■ PROVIDED DATA:
★ ★ ★ ★

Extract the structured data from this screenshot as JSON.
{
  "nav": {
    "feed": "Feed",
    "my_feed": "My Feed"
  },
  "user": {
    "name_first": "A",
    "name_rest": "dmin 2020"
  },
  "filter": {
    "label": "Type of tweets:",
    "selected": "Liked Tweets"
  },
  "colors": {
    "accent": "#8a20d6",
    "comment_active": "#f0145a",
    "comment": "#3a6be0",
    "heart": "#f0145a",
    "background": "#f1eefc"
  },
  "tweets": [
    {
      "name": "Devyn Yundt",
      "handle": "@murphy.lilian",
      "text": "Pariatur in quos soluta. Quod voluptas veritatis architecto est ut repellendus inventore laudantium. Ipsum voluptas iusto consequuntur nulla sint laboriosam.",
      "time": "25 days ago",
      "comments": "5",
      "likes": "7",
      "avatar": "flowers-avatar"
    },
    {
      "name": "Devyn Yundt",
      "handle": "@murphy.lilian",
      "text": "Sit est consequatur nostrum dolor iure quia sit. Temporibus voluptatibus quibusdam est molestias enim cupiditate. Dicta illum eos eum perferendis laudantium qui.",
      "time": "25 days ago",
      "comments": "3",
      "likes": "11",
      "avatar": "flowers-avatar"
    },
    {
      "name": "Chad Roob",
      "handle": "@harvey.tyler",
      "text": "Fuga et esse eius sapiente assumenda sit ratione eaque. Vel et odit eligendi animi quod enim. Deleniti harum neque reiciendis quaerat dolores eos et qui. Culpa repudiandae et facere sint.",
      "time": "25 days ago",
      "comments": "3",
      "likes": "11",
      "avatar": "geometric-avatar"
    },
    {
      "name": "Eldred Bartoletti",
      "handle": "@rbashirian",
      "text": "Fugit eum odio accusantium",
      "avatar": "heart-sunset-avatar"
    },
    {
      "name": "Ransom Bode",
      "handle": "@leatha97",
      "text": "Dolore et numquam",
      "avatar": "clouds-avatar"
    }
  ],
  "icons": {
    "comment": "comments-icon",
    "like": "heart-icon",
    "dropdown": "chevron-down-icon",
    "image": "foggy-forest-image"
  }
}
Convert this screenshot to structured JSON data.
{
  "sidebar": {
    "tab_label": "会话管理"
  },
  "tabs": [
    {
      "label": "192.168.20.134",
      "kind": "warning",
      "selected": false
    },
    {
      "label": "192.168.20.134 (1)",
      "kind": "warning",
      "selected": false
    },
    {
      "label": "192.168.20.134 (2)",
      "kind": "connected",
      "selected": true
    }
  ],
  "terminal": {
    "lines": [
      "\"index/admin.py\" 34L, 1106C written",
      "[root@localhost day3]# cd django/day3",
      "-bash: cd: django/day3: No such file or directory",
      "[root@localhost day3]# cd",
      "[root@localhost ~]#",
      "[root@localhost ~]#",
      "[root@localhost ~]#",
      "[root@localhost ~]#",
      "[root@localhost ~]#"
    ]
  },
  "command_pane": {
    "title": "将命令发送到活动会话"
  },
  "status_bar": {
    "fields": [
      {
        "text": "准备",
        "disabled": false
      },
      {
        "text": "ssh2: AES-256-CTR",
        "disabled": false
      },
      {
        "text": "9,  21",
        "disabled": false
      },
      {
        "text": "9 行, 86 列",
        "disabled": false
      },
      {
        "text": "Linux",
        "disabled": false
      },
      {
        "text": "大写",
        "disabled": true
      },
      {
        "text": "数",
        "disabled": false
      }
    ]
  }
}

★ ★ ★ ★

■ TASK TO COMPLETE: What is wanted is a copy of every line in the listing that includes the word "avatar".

■ SOLVED PROBLEM:
      "avatar": "flowers-avatar"
      "avatar": "flowers-avatar"
      "avatar": "geometric-avatar"
      "avatar": "heart-sunset-avatar"
      "avatar": "clouds-avatar"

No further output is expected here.